Woman boycotts hearing after Florida picks booster to hear Callaway assault case – CBS sports.com (blog)
Updated at 3 p.m.: The University of Florida’s public affairs office provided the following statement to CBS Sports, noting that it is prohibited under state and federal law from commenting on a specific student disciplinary matter.
Our student conduct process may be handled by a hearing officer, who could be a university employee or an outside professional, or by a committee of faculty and students.
Any hearing officer and all committee members are trained and vetted for their impartiality. A hearing officer or committee member would not be disqualified or lack objectivity simply because he or she had been a student athlete decades earlier or purchases athletic tickets as more than 90,000 people do each year.
A woman accusing two Florida football players of sexually assaulting her has decided to boycott her Title IX hearing because the school has appointed a football booster to adjudicate her case.
The woman alleges that players Treon Harris and Antonio Callaway sexually assaulted her in December.
ESPN obtained a letter from the woman’s attorney, John Clune, to the UF deputy general counsel, Amy Hass, to inform the school of the alleged victim’s decision to boycott the Title IX hearing. Her parents and five witnesses are taking the same action
“This has been a difficult decision but as I previously indicated to you, the fact that UF has hired a football booster to adjudicate a sexual assault allegation against one of the team’s own football players is a fundamentally skewed process in which [the complainant] refuses to participate,” wrote Clune in the letter. “To be clear, [the complainant] remains very willing to participate in a fair and unbiased disciplinary process. Mr. Calloway’s behavior has had a great impact on her life and continuing as a student at UF is of great importance to her and her future.”
Schools are allowed to establish their own structure for Title IX hearing, but the U.S. Department of Education guidelines state “a school’s investigation and hearing process cannot be equitable unless they are impartial. Therefore, any real or perceived conflicts of interest between the fact-finder or decision-maker and the parties should be disclosed.”
The booster in question is attorney Jake Schickel, who not only received his law degree from Florida but was a track and field athlete at the school and remains a Gator Booster who donates thousands of dollars annually to the football, basketball and scholarship programs.

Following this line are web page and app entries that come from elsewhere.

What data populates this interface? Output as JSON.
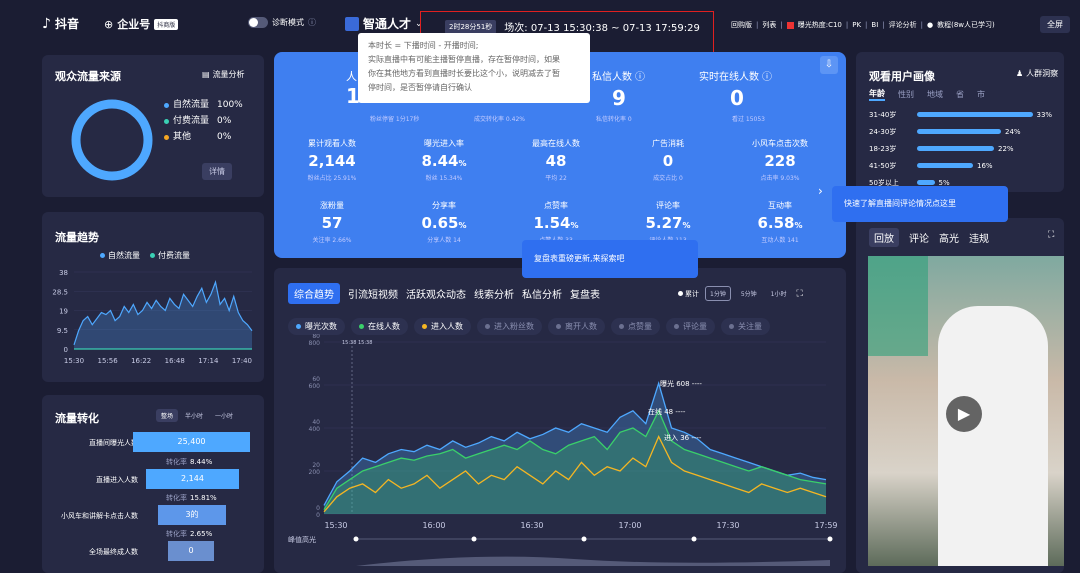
{
  "topbar": {
    "logo": "抖音",
    "enterprise": "企业号",
    "badge": "抖商版",
    "diagnose": "诊断模式",
    "anchor": "智通人才",
    "duration": "2时28分51秒",
    "session": "场次: 07-13 15:30:38 ~ 07-13 17:59:29",
    "links": [
      "回购版",
      "列表"
    ],
    "heat": "曝光热度:C10",
    "pk": "PK",
    "bi": "BI",
    "comment_analysis": "评论分析",
    "tutorial": "教程(8w人已学习)",
    "fullscreen": "全屏"
  },
  "tooltip": {
    "lines": [
      "本时长 = 下播时间 - 开播时间;",
      "实际直播中有可能主播暂停直播，存在暂停时间，如果",
      "你在其他地方看到直播时长要比这个小，说明减去了暂",
      "停时间，是否暂停请自行确认"
    ]
  },
  "traffic_source": {
    "title": "观众流量来源",
    "link": "流量分析",
    "items": [
      {
        "label": "自然流量",
        "value": "100%",
        "color": "#4ea8ff"
      },
      {
        "label": "付费流量",
        "value": "0%",
        "color": "#3ad0b4"
      },
      {
        "label": "其他",
        "value": "0%",
        "color": "#f5a623"
      }
    ],
    "detail": "详情"
  },
  "trend": {
    "title": "流量趋势",
    "legend": [
      {
        "label": "自然流量",
        "color": "#4ea8ff"
      },
      {
        "label": "付费流量",
        "color": "#3ad0b4"
      }
    ]
  },
  "conversion": {
    "title": "流量转化",
    "tabs": [
      "整场",
      "半小时",
      "一小时"
    ],
    "rows": [
      {
        "label": "直播间曝光人数",
        "value": "25,400"
      },
      {
        "label": "直播进入人数",
        "value": "2,144"
      },
      {
        "label": "小风车和讲解卡点击人数",
        "value": "3的"
      },
      {
        "label": "全场最终成人数",
        "value": "0"
      }
    ],
    "rates": [
      {
        "label": "转化率",
        "value": "8.44%"
      },
      {
        "label": "转化率",
        "value": "15.81%"
      },
      {
        "label": "转化率",
        "value": "2.65%"
      }
    ]
  },
  "stats": {
    "top": [
      {
        "label": "人",
        "value": "1",
        "sub": "粉丝停留 1分17秒"
      },
      {
        "label": "",
        "value": "",
        "sub": "成交转化率 0.42%"
      },
      {
        "label": "私信人数",
        "value": "9",
        "sub": "私信转化率 0"
      },
      {
        "label": "实时在线人数",
        "value": "0",
        "sub": "看过 15053"
      }
    ],
    "row1": [
      {
        "label": "累计观看人数",
        "value": "2,144",
        "unit": "",
        "sub": "粉丝占比 25.91%"
      },
      {
        "label": "曝光进入率",
        "value": "8.44",
        "unit": "%",
        "sub": "粉丝 15.34%"
      },
      {
        "label": "最高在线人数",
        "value": "48",
        "unit": "",
        "sub": "平均 22"
      },
      {
        "label": "广告消耗",
        "value": "0",
        "unit": "",
        "sub": "成交占比 0"
      },
      {
        "label": "小风车点击次数",
        "value": "228",
        "unit": "",
        "sub": "点击率 9.03%"
      }
    ],
    "row2": [
      {
        "label": "涨粉量",
        "value": "57",
        "unit": "",
        "sub": "关注率 2.66%"
      },
      {
        "label": "分享率",
        "value": "0.65",
        "unit": "%",
        "sub": "分享人数 14"
      },
      {
        "label": "点赞率",
        "value": "1.54",
        "unit": "%",
        "sub": "点赞人数 33"
      },
      {
        "label": "评论率",
        "value": "5.27",
        "unit": "%",
        "sub": "评论人数 113"
      },
      {
        "label": "互动率",
        "value": "6.58",
        "unit": "%",
        "sub": "互动人数 141"
      }
    ]
  },
  "tip_review": "复盘表重磅更新,来探索吧",
  "tip_comment": "快速了解直播间评论情况点这里",
  "main": {
    "tabs": [
      "综合趋势",
      "引流短视频",
      "活跃观众动态",
      "线索分析",
      "私信分析",
      "复盘表"
    ],
    "cumulative": "累计",
    "intervals": [
      "1分钟",
      "5分钟",
      "1小时"
    ],
    "chips": [
      {
        "label": "曝光次数",
        "color": "#4ea8ff",
        "on": true
      },
      {
        "label": "在线人数",
        "color": "#3ad06a",
        "on": true
      },
      {
        "label": "进入人数",
        "color": "#f5b623",
        "on": true
      },
      {
        "label": "进入粉丝数",
        "color": "#6b7090",
        "on": false
      },
      {
        "label": "离开人数",
        "color": "#6b7090",
        "on": false
      },
      {
        "label": "点赞量",
        "color": "#6b7090",
        "on": false
      },
      {
        "label": "评论量",
        "color": "#6b7090",
        "on": false
      },
      {
        "label": "关注量",
        "color": "#6b7090",
        "on": false
      }
    ],
    "slider_label": "峰值高光",
    "marker": "15:38 15:38"
  },
  "portrait": {
    "title": "观看用户画像",
    "link": "人群洞察",
    "tabs": [
      "年龄",
      "性别",
      "地域",
      "省",
      "市"
    ],
    "bars": [
      {
        "label": "31-40岁",
        "value": 33
      },
      {
        "label": "24-30岁",
        "value": 24
      },
      {
        "label": "18-23岁",
        "value": 22
      },
      {
        "label": "41-50岁",
        "value": 16
      },
      {
        "label": "50岁以上",
        "value": 5
      }
    ]
  },
  "replay": {
    "tabs": [
      "回放",
      "评论",
      "高光",
      "违规"
    ]
  },
  "chart_data": [
    {
      "type": "line",
      "chart": "流量趋势",
      "x": [
        "15:30",
        "15:56",
        "16:22",
        "16:48",
        "17:14",
        "17:40"
      ],
      "ylim": [
        0,
        38
      ],
      "yticks": [
        0,
        9.5,
        19,
        28.5,
        38
      ],
      "series": [
        {
          "name": "自然流量",
          "values": [
            2,
            9,
            14,
            16,
            12,
            15,
            18,
            17,
            19,
            14,
            16,
            21,
            18,
            22,
            17,
            19,
            23,
            20,
            24,
            21,
            19,
            25,
            22,
            20,
            27,
            24,
            21,
            26,
            30,
            23,
            27,
            33,
            22,
            25,
            19,
            26,
            18,
            14,
            12,
            9
          ]
        },
        {
          "name": "付费流量",
          "values": [
            0,
            0,
            0,
            0,
            0,
            0,
            0,
            0,
            0,
            0,
            0,
            0,
            0,
            0,
            0,
            0,
            0,
            0,
            0,
            0,
            0,
            0,
            0,
            0,
            0,
            0,
            0,
            0,
            0,
            0,
            0,
            0,
            0,
            0,
            0,
            0,
            0,
            0,
            0,
            0
          ]
        }
      ]
    },
    {
      "type": "area",
      "chart": "综合趋势",
      "x": [
        "15:30",
        "16:00",
        "16:30",
        "17:00",
        "17:30",
        "17:59"
      ],
      "y_left_ticks": [
        0,
        200,
        400,
        600,
        800
      ],
      "y_right_ticks": [
        0,
        20,
        40,
        60,
        80
      ],
      "annotations": [
        "曝光 608",
        "在线 48",
        "进入 36"
      ],
      "series": [
        {
          "name": "曝光次数",
          "values": [
            40,
            150,
            200,
            260,
            240,
            280,
            300,
            290,
            320,
            300,
            340,
            310,
            330,
            360,
            340,
            380,
            350,
            370,
            400,
            380,
            420,
            400,
            380,
            450,
            480,
            420,
            608,
            400,
            380,
            350,
            300,
            280,
            260,
            240,
            220,
            200,
            180,
            190,
            170,
            160
          ]
        },
        {
          "name": "在线人数",
          "values": [
            2,
            12,
            16,
            20,
            22,
            24,
            26,
            25,
            27,
            28,
            30,
            26,
            28,
            30,
            32,
            30,
            34,
            30,
            28,
            32,
            34,
            36,
            30,
            38,
            40,
            36,
            48,
            34,
            30,
            28,
            26,
            24,
            22,
            20,
            22,
            20,
            18,
            16,
            15,
            14
          ]
        },
        {
          "name": "进入人数",
          "values": [
            1,
            8,
            12,
            14,
            10,
            16,
            12,
            14,
            18,
            12,
            16,
            20,
            14,
            18,
            16,
            22,
            18,
            14,
            20,
            16,
            24,
            18,
            22,
            20,
            26,
            22,
            36,
            24,
            20,
            18,
            16,
            14,
            12,
            10,
            14,
            12,
            10,
            12,
            10,
            8
          ]
        }
      ]
    }
  ]
}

In a different letter to Hass, Clune makes it clear that he’s not questioning Shickel’s integrity or ability to hear the case, though he is pointing out the conflict of interest writing “quite frankly, short of finding a relative of Mr. Calloway, I’m not sure how UF could have found someone with more conflicts [than] Mr. Schickel.”
Amy Osteryoung, partner of the Gainesville, Florida, law firm Johnson & Osteryoung that is representing Callaway, was not impressed by the attorney’s move in a statement obtained by CBS Sports.
We have read what the complainant’s attorney has released to the press.
We consider his actions inappropriate and an attempt at intimidation.
Since the complainant’s attorney has chosen to go to the press in this matter, we assume that he will be releasing the hundreds of pages that made up the University of Florida’s investigation. We assume that he will be releasing the sworn affidavits in this case. We assume that he will be releasing the complainant’s text messages in the investigation. We assume that he will be releasing the complainant’s multitude of varying and conflicting stories.
We are not going to besmirch his client in the press. The totality of the investigation which is over one-thousand (1,000 pages) will do that for us. Our client has asked us not to release anything at this point. Because of the conduct of the complainant’s attorney, that may change in the future.
Both Callaway and Harris were suspended in January for violating the school’s code of conduct policy. Harris has since announced his decision to transfer from Florida and has been released from his scholarship. Callaway returned to team workouts and on-campus classes in the fall and was present for the first day of fall practice on Thursday.